ABOUT THIS EXERCISE
All records are to be restated word for word, with pictures excluded.

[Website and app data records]
☆ ☆ ☆ ☆
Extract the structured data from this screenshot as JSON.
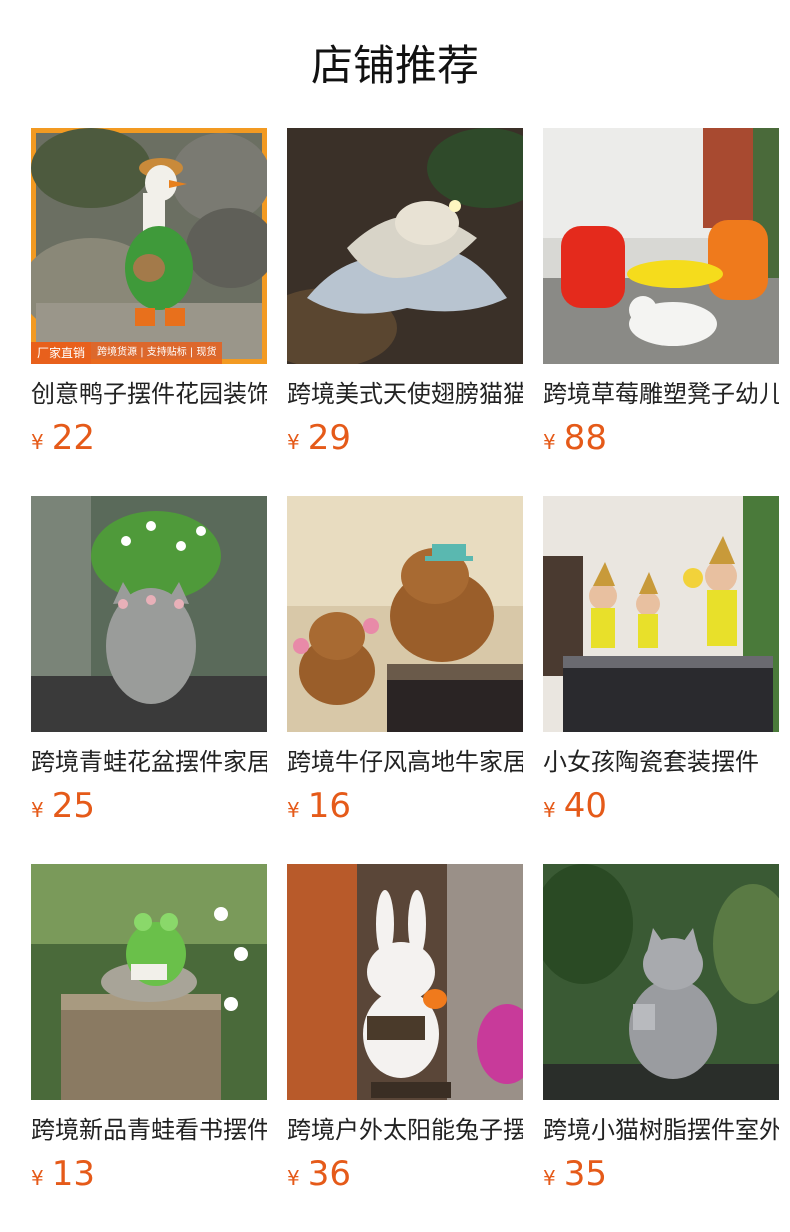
{
  "page_title": "店铺推荐",
  "colors": {
    "price": "#e55a19",
    "badge": "#e8601c"
  },
  "products": [
    {
      "name": "创意鸭子摆件花园装饰",
      "currency": "¥",
      "price": "22",
      "badge": "厂家直销",
      "badge_tags": "跨境货源 | 支持贴标 | 现货"
    },
    {
      "name": "跨境美式天使翅膀猫猫",
      "currency": "¥",
      "price": "29"
    },
    {
      "name": "跨境草莓雕塑凳子幼儿园",
      "currency": "¥",
      "price": "88"
    },
    {
      "name": "跨境青蛙花盆摆件家居",
      "currency": "¥",
      "price": "25"
    },
    {
      "name": "跨境牛仔风高地牛家居",
      "currency": "¥",
      "price": "16"
    },
    {
      "name": "小女孩陶瓷套装摆件",
      "currency": "¥",
      "price": "40"
    },
    {
      "name": "跨境新品青蛙看书摆件",
      "currency": "¥",
      "price": "13"
    },
    {
      "name": "跨境户外太阳能兔子摆件",
      "currency": "¥",
      "price": "36"
    },
    {
      "name": "跨境小猫树脂摆件室外",
      "currency": "¥",
      "price": "35"
    }
  ]
}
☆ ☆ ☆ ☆
COMPLETED TASK
Extract the structured data from this screenshot as JSON.
{
  "page_title": "店铺推荐",
  "colors": {
    "price": "#e55a19",
    "badge": "#e8601c"
  },
  "products": [
    {
      "name": "创意鸭子摆件花园装饰",
      "currency": "¥",
      "price": "22",
      "badge": "厂家直销",
      "badge_tags": "跨境货源 | 支持贴标 | 现货"
    },
    {
      "name": "跨境美式天使翅膀猫猫",
      "currency": "¥",
      "price": "29"
    },
    {
      "name": "跨境草莓雕塑凳子幼儿园",
      "currency": "¥",
      "price": "88"
    },
    {
      "name": "跨境青蛙花盆摆件家居",
      "currency": "¥",
      "price": "25"
    },
    {
      "name": "跨境牛仔风高地牛家居",
      "currency": "¥",
      "price": "16"
    },
    {
      "name": "小女孩陶瓷套装摆件",
      "currency": "¥",
      "price": "40"
    },
    {
      "name": "跨境新品青蛙看书摆件",
      "currency": "¥",
      "price": "13"
    },
    {
      "name": "跨境户外太阳能兔子摆件",
      "currency": "¥",
      "price": "36"
    },
    {
      "name": "跨境小猫树脂摆件室外",
      "currency": "¥",
      "price": "35"
    }
  ]
}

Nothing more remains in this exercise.